In Mathew's documentary, he also focuses on Babu Kalayil, who professes that he has Extra Sensory Perception. “Babu predicted the Asian tsunami in December, 2004, three months before it happened,” says Mathew. “He was aware of the recent Japanese tsunami and earthquake one month before the event.” Unfortunately, when he went to media houses to inform them about this, nobody paid any attention. Babu also predicted the earthquake, which measured 3.6 on the Richter scale, which took place recently in the Kottayam and Idukki districts of Kerala.
“When I am about to see a vision, my brain and body gets extremely hot,” says Babu. “Thereafter I can see a series of images. They are as clear in my mind like scenes from a movie. That was how I saw the tsunami. And with the help of intuition, I can find out when and where the event is going to take place. My skill would be vital to take adequate precautions when a natural disaster does take place.”
UNESCAP has been looking for traditional ways to detect natural disasters. Says Salvano Bricero, the director of the United Nations International Strategy for Disaster Reduction (UNISDR): “No matter how good the technology or how accurate the forecast and warnings, if the information does not reach people in danger in a timely and understandable manner, the warning system will fail.”
Early warning systems are a must in the Asia-Pacific region, where, according to the UNISDR, more than 50 percent of the world’s disasters take place. These include typhoons, tsunamis, floods, droughts, fires and other natural hazards.
“An early-warning system will give governments enough time to protect critical infrastructure, like power plants and dams, which can create further damage if they are not secured,” says Mathew, who has won European Union and Asia Pacific Broadcasting Union awards for his documentaries.

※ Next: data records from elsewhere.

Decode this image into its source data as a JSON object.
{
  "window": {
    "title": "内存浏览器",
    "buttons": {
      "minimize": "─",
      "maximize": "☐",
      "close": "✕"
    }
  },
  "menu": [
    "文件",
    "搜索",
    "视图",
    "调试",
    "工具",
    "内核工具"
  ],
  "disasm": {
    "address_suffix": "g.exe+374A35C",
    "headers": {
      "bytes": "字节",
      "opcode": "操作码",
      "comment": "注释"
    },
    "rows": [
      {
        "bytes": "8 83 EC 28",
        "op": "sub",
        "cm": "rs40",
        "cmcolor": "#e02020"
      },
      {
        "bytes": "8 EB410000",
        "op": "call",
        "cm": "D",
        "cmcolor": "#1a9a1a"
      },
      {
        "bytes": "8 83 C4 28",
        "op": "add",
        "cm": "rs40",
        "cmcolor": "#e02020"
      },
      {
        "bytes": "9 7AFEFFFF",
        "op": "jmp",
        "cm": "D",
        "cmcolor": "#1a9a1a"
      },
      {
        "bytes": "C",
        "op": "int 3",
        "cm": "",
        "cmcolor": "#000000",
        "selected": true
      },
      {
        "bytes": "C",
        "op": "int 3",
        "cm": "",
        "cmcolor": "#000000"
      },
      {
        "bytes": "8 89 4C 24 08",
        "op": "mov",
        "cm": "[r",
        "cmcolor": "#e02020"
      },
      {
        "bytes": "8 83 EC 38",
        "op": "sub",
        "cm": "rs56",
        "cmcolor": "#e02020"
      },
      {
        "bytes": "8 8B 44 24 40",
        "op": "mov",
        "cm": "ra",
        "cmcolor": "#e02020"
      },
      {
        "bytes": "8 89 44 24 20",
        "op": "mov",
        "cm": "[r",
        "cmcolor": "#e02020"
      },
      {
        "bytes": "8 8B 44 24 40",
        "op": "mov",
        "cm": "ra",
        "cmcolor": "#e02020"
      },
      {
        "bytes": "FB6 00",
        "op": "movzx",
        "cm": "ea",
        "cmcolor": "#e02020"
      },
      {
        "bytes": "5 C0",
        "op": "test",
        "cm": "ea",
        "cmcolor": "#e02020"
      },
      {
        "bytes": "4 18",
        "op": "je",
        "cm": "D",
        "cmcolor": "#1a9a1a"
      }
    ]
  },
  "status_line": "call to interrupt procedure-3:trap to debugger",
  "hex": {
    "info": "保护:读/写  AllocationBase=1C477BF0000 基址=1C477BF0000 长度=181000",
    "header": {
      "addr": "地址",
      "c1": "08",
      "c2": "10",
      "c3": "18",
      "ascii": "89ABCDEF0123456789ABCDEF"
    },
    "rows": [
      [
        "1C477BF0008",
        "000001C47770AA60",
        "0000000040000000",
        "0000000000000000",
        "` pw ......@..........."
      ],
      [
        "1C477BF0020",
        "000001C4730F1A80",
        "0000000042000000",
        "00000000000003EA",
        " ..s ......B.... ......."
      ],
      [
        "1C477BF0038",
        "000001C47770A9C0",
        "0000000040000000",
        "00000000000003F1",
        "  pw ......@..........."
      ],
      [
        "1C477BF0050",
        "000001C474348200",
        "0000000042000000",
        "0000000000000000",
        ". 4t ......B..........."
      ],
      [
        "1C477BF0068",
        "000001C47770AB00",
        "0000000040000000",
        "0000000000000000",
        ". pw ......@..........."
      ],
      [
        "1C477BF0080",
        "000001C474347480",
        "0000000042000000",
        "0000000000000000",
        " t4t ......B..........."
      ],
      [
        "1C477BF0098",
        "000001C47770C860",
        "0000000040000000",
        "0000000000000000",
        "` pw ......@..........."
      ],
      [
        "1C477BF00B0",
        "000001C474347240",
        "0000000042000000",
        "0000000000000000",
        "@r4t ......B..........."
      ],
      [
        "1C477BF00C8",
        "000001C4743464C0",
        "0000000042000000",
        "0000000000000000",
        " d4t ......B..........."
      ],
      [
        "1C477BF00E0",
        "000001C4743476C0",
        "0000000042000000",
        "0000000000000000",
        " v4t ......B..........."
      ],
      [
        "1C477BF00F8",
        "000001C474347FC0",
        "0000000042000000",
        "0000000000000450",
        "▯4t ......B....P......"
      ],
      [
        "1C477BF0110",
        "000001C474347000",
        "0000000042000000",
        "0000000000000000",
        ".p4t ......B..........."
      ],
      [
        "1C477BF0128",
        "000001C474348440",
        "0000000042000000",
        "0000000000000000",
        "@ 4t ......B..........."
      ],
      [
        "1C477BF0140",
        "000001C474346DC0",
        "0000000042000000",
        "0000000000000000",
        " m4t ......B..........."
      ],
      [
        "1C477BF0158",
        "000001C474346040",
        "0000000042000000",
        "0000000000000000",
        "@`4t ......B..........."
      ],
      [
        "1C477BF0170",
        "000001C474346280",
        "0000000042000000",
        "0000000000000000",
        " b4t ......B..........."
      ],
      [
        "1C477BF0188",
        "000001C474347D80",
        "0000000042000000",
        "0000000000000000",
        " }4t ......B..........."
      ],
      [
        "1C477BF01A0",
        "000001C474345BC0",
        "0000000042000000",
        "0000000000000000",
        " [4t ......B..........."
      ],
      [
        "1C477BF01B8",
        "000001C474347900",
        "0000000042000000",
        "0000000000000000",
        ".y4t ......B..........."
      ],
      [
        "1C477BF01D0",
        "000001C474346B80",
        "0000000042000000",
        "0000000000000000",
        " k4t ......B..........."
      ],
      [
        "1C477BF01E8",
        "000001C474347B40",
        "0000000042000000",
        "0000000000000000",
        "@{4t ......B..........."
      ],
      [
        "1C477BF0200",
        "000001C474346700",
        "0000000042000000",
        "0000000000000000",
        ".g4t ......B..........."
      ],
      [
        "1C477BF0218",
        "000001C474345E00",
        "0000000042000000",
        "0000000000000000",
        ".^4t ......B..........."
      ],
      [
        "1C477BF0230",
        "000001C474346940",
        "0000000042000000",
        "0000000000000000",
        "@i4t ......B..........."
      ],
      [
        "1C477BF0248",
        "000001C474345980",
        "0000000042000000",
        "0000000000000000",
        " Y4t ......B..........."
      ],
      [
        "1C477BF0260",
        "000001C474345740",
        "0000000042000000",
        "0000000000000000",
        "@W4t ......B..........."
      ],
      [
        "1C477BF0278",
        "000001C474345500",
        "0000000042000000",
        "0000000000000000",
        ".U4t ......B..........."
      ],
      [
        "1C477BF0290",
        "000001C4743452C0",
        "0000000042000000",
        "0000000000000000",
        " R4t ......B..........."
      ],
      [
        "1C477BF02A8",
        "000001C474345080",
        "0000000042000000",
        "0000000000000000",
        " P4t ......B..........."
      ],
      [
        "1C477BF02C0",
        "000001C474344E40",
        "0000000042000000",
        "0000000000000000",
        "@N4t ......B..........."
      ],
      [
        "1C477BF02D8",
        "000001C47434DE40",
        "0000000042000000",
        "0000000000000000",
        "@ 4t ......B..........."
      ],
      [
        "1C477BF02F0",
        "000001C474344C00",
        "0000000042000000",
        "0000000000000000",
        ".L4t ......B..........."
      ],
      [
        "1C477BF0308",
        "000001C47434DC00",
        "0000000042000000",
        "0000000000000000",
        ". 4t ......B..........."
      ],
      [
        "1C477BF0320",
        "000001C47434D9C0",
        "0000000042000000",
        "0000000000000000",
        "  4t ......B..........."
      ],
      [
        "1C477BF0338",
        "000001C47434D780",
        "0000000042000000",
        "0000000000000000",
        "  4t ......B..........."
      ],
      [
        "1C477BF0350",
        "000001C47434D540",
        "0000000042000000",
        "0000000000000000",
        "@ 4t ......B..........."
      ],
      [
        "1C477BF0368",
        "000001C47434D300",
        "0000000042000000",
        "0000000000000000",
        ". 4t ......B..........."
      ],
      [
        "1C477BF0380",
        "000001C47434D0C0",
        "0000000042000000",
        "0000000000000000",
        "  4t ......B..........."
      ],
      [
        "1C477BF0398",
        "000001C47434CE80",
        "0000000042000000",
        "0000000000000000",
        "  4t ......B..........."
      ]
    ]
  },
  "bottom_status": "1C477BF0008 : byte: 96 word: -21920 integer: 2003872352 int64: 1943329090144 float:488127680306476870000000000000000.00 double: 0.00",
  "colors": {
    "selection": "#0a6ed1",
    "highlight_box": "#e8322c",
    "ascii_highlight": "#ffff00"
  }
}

All these precautions are necessary for India also because it is a disaster-prone country. According to UNISDR, about 60% of the landmass is susceptible to earthquakes, while 8% of the total area is vulnerable to cyclones. Over 40 million hectares is subject to floods.
(The New Indian Express, South India)